The World Bank forecasts global growth, after reaching 3.1 percent in both 2017 and 2018, is expected to decelerate to 2.9 percent in 2019 and over the next two years as global slack dissipates, major central banks remove policy accommodation, and the recovery in commodity exporters matures. Moderating activity and heightened risks are clouding global economic prospects. International trade and investment have softened, trade tensions remain elevated, and some large emerging market and developing economies (EMDEs) have experienced financial market pressures.
The International Monetary Fund (IMF): After peaking at close to 4 percent in 2017, global growth remained strong, at 3.8 percent in the first half of 2018, but dropped to 3.2 percent in the second half of the year, reflecting a confluence of factors affecting major economies. Trade tensions increasingly took a toll on business confidence and, so, financial market sentiment worsened, with financial conditions tightening for vulnerable emerging markets in the spring of 2018 and then in advanced economies later in the year, weighing on global demand.
Many of Caribbean Development Bank’s (CDB) Borrowing Member Countries (BMCs) are blessed with great economic potential and growth opportunities. Economic performance in the Caribbean is set against a background of slowing global economic growth. The current international economic environment is characterised by escalating trade tensions, volatile commodity markets, and policy uncertainty with respect to both BREXIT and U.S. trade.
In spite of all these developments, in 2018 most of CDB’s BMCs recorded positive economic growth. Growth averaged 1.9 percent, an improvement on 0.5 percent in 2017. The fastest growing economies were Grenada (5.2%), Antigua and Barbuda (3.5%) and Guyana (3.4%). For Antigua and Barbuda and some of the other BMCs that were affected by the 2017 hurricane season, reconstruction efforts contributed to their upturn. CDB is projecting that real GDP growth will be 2.1 percent in 2019.
The Trinidad and Tobago economy likely performed well in the first quarter 2019. The Angelin project, which came online in late-February 2019, will have supported LNG output growth, boding well for the energy and external sectors. Moreover, domestic cement sales bounced back in Q1 2019 after contracting in Q4 2018; this suggests stronger construction activity and was likely reinforced by government measures to support the housing sector. This followed a rebound in the economy for 2018.
The energy sector accelerated last year on the back of increased natural gas production from the Juniper project; however, the non-energy sector was flat, held back by tepid domestic demand and weakness in the manufacturing and construction sectors. Developments in neighboring Venezuela and high household debt are the key downside risks. FocusEconomics panelists see growth of 1.0 percent in 2019 and 1.9 percent in 2020.

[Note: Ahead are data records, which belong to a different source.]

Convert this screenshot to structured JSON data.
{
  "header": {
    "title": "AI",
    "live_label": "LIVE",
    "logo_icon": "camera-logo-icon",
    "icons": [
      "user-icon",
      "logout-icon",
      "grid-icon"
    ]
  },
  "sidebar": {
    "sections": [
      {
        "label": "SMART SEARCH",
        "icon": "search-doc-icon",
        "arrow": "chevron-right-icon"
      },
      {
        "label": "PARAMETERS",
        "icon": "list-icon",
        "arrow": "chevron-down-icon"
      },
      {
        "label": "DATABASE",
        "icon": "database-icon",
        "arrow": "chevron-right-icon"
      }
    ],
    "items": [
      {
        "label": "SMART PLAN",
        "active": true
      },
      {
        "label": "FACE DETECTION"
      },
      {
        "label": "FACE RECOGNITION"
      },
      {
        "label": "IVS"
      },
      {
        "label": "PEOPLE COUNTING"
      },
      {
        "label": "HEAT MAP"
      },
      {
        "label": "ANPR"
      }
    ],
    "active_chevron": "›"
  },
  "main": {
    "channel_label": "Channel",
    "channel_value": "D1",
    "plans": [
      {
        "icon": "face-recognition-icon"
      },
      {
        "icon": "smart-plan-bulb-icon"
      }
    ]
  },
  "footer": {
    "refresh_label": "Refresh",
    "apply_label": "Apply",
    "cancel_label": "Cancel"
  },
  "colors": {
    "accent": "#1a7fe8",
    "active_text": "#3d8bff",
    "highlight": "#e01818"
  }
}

The Trinidad and Tobago original estimate of expenditure was adjusted up by TT$300 Mn., while revenue was adjusted down by TT$221.0 Mn. in the nation’s Mid-Year Review. Hence, causing an overall fiscal deficit of TT$4.57 billion, compared with TT$4.05 billion as originally budgeted for the fiscal year 2019.
Inviting investments; utilizing the nation’s natural and man-made competitive advantages: a small and manoeuvrable economy, a central geographic location, a peaceful political environment, a highly skilled and talented workforce, relatively low crime rates, an oil & gas exporter with strong foreign currency financial reserves. Investments, foreign or local, to fund entrepreneurial ideas which are judged to be or become viable and can expand existing or develop new sector or industry opportunities and jobs that will help the people, the nation, the region and other small island economies adapt to future challenges.
The executive [Cabinet] must take the lead in preparing the nation’s resilience against climate change. In insulating the nation’s data collection; Auditor General, Central Bank, Budgetary & Investment Divisions and Statistical Office from the politics. In strengthening the nation’s financial laws and the nation’s Security & Exchange Commission to meet international standards, giving a higher level of comfort to investors.
Enhancing the nation’s local Stock Exchange with new, low risks, listings that will give comfort to employees and their unions.
Offering ownership with steady capital gains to offset inflationary pressures and pay modest and dependable quarterly dividends and to utilize IPO gains, while diversifying for growth. Noting that, the objective of any budget adjustment is to better project and provide via its people and its property and its products, all society’s needs and wants:
Terrance A. Jennings